The more experienced developers tend to debug applications with shell/pdb more often.

Do you debug your application on remote hosts, or in containers?

I only use log statements
I frequently use a debugger on my application running remotely or in containers
I've attached a debugger once or twice

What cache backend do you use?>100%

Redis is the most popular cache backend, with Memcached coming in second (47% vs 18%). However, almost half of all respondents (43%) do not use any cache backend.

Memcached has existing native support and Redis support was added to Django 4.0, in large part based on last year’s Django survey results.

Developers with 11+ years of experience are the likeliest to use a cache backend. Those who tend not to use a cache backend include less experienced developers, freelancers, students, and the self-employed.


What is your current employment status?>100


Django users freelance at twice the rate of developers in general: the share of freelancers in this survey is 11%, compared with just 5% in the total developer ecosystem and 6% in the Python Developers Survey.

What is your job role?>100


What is your company size?


Within your company, what size team do you work on?


Django developers tend to work in small teams.

Do you work in a team or independently?

I work in a team
I work on my own project independently
I work as an external consultant or trainer

How many projects do you work on?

I work on many different projects
I work on one main projects and several side projects
I only work on one project

Which of the following industries best describes your company’s business?> 100%


What is your professional coding experience?


How long have you been programming in Python?


What is your country or region?

All results

Methodology and Raw Data

Want to dig further into the data? Download the anonymized survey responses and see what you can learn! Share your findings and insights by mentioning @jetbrains and @djangoproject on Twitter with the hashtag #djangosurvey.
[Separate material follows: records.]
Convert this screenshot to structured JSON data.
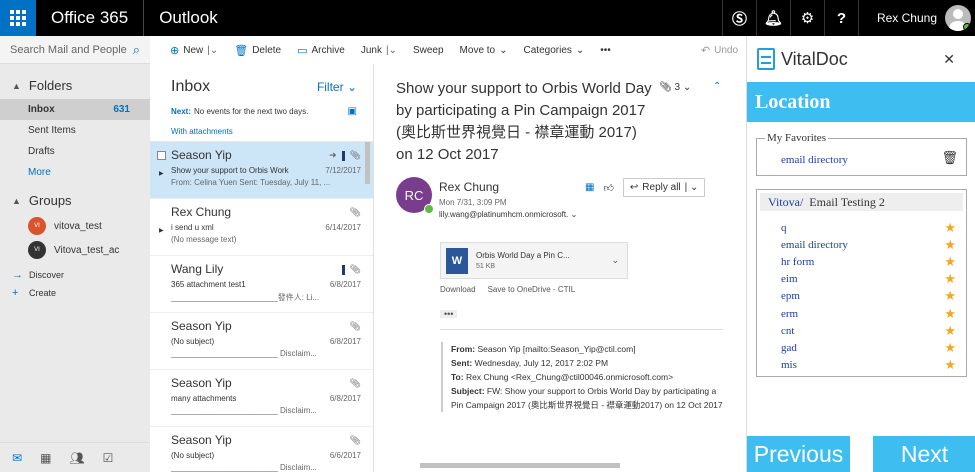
{
  "topbar": {
    "brand": "Office 365",
    "app": "Outlook",
    "user": "Rex Chung"
  },
  "search": {
    "placeholder": "Search Mail and People"
  },
  "folders": {
    "section": "Folders",
    "items": [
      {
        "label": "Inbox",
        "count": "631"
      },
      {
        "label": "Sent Items",
        "count": ""
      },
      {
        "label": "Drafts",
        "count": ""
      },
      {
        "label": "More",
        "count": ""
      }
    ]
  },
  "groups": {
    "section": "Groups",
    "items": [
      {
        "label": "vitova_test",
        "initials": "VI",
        "color": "#d9532c"
      },
      {
        "label": "Vitova_test_ac",
        "initials": "VI",
        "color": "#333333"
      }
    ]
  },
  "nav_links": [
    {
      "label": "Discover",
      "icon": "arrow-right-icon"
    },
    {
      "label": "Create",
      "icon": "plus-icon"
    }
  ],
  "toolbar": {
    "new": "New",
    "delete": "Delete",
    "archive": "Archive",
    "junk": "Junk",
    "sweep": "Sweep",
    "moveto": "Move to",
    "categories": "Categories",
    "more": "•••",
    "undo": "Undo"
  },
  "list": {
    "title": "Inbox",
    "filter": "Filter",
    "next_label": "Next:",
    "next_text": "No events for the next two days.",
    "group": "With attachments",
    "messages": [
      {
        "sender": "Season Yip",
        "subject": "Show your support to Orbis Work",
        "date": "7/12/2017",
        "preview": "From: Celina Yuen Sent: Tuesday, July 11, ..."
      },
      {
        "sender": "Rex Chung",
        "subject": "i send u xml",
        "date": "6/14/2017",
        "preview": "(No message text)"
      },
      {
        "sender": "Wang Lily",
        "subject": "365 attachment test1",
        "date": "6/8/2017",
        "preview": "________________________發件人: Li..."
      },
      {
        "sender": "Season Yip",
        "subject": "(No subject)",
        "date": "6/8/2017",
        "preview": "________________________ Disclaim..."
      },
      {
        "sender": "Season Yip",
        "subject": "many attachments",
        "date": "6/8/2017",
        "preview": "________________________ Disclaim..."
      },
      {
        "sender": "Season Yip",
        "subject": "(No subject)",
        "date": "6/6/2017",
        "preview": "________________________ Disclaim..."
      }
    ]
  },
  "reading": {
    "subject": "Show your support to Orbis World Day by participating a Pin Campaign 2017 (奧比斯世界視覺日 - 襟章運動 2017) on 12 Oct 2017",
    "attachment_count": "3",
    "avatar_initials": "RC",
    "sender": "Rex Chung",
    "date": "Mon 7/31, 3:09 PM",
    "to": "lily.wang@platinumhcm.onmicrosoft.",
    "reply_all": "Reply all",
    "attachment_name": "Orbis World Day a Pin C...",
    "attachment_size": "51 KB",
    "download": "Download",
    "save_onedrive": "Save to OneDrive - CTIL",
    "fwd_from_label": "From:",
    "fwd_from": "Season Yip [mailto:Season_Yip@ctil.com]",
    "fwd_sent_label": "Sent:",
    "fwd_sent": "Wednesday, July 12, 2017 2:02 PM",
    "fwd_to_label": "To:",
    "fwd_to": "Rex Chung <Rex_Chung@ctil00046.onmicrosoft.com>",
    "fwd_subject_label": "Subject:",
    "fwd_subject": "FW: Show your support to Orbis World Day by participating a Pin Campaign 2017 (奧比斯世界視覺日 - 襟章運動2017) on 12 Oct 2017"
  },
  "vitaldoc": {
    "title": "VitalDoc",
    "location": "Location",
    "favorites_legend": "My Favorites",
    "favorite": "email directory",
    "path_root": "Vitova/",
    "path_current": "Email Testing 2",
    "folders": [
      "q",
      "email directory",
      "hr form",
      "eim",
      "epm",
      "erm",
      "cnt",
      "gad",
      "mis"
    ],
    "previous": "Previous",
    "next": "Next"
  },
  "colors": {
    "accent": "#0072c6",
    "vital_blue": "#3dbdf0",
    "selected_row": "#cde6f7"
  }
}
Before dissecting the data, please note the following important information:

The data set includes responses only from official Django Software Foundation channels. After filtering out duplicate and unreliable responses, the data set includes more than 7,000 responses collected in August 2021 through the promotion of the survey on official Django channels, such as and the DSF's Twitter account. In order to prevent the survey from being slanted in favor of any specific tool or technology, no product-, service-, or vendor-related channels were used to collect responses.

The data are anonymized, with no personal information or geolocation details. Moreover, to prevent the identification of any individual respondents by their verbatim comments, all open-ended fields have been deleted.

To help you better understand the logic of the survey, we are sharing the data set, the survey questions, and all the survey logic.

Download the Raw Data

Once again, on behalf of both the Django Software Foundation and JetBrains, we’d like to thank everyone who took part in this survey.

If you have any questions or suggestions, please contact us at